# Work order
Copy every line of the data that includes the string "with".

App and web page records:
----
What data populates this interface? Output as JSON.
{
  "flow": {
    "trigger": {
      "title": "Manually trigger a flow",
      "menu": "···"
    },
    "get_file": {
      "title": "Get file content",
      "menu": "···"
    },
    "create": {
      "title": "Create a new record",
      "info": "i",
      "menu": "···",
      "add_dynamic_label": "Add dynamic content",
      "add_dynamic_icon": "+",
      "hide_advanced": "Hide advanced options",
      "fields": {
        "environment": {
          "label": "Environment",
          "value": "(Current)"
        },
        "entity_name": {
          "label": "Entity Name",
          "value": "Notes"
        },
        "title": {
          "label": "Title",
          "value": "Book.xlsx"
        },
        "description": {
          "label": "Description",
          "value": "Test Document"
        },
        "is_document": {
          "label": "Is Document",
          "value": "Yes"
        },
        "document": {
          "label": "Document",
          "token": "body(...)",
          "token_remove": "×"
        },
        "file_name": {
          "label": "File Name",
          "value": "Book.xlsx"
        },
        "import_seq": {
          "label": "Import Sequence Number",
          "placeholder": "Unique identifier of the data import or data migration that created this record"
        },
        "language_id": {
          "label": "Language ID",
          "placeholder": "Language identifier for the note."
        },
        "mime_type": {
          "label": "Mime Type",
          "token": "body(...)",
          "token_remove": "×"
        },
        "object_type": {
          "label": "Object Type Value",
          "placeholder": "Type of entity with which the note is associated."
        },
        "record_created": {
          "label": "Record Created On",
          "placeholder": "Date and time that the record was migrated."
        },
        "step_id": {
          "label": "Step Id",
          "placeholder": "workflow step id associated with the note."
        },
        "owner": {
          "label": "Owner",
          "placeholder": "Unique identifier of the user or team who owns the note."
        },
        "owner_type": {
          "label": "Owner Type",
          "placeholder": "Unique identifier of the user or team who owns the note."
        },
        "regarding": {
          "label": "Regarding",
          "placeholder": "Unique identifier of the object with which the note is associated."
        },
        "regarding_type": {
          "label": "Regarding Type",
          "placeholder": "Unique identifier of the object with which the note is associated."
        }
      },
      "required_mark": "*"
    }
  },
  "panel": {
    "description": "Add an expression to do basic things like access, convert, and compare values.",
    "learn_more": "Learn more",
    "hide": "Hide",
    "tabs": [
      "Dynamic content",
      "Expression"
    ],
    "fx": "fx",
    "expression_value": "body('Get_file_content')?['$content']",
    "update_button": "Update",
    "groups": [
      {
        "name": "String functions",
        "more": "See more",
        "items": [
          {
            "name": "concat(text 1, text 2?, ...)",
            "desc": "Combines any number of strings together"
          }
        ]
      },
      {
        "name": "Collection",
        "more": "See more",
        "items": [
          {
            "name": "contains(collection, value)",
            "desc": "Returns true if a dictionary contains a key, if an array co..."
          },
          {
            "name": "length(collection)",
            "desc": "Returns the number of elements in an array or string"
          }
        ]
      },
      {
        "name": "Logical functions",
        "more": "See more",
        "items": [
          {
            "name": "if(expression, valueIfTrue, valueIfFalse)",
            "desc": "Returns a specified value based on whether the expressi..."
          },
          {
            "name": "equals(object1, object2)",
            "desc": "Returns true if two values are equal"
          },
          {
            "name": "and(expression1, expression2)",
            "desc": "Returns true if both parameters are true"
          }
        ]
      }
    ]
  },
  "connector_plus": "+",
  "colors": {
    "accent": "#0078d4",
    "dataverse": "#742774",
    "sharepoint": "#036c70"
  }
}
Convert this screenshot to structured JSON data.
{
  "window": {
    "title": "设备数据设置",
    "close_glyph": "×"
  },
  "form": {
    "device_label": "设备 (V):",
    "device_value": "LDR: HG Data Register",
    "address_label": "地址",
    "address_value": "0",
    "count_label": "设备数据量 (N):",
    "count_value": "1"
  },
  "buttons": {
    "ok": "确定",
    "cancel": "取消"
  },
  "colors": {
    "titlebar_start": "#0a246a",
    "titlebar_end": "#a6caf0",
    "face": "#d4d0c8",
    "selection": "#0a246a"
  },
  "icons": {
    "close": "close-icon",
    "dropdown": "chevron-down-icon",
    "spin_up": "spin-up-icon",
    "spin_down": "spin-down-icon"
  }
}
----
# Problem solution
          "placeholder": "Type of entity with which the note is associated."
          "placeholder": "workflow step id associated with the note."
          "placeholder": "Unique identifier of the object with which the note is associated."
          "placeholder": "Unique identifier of the object with which the note is associated."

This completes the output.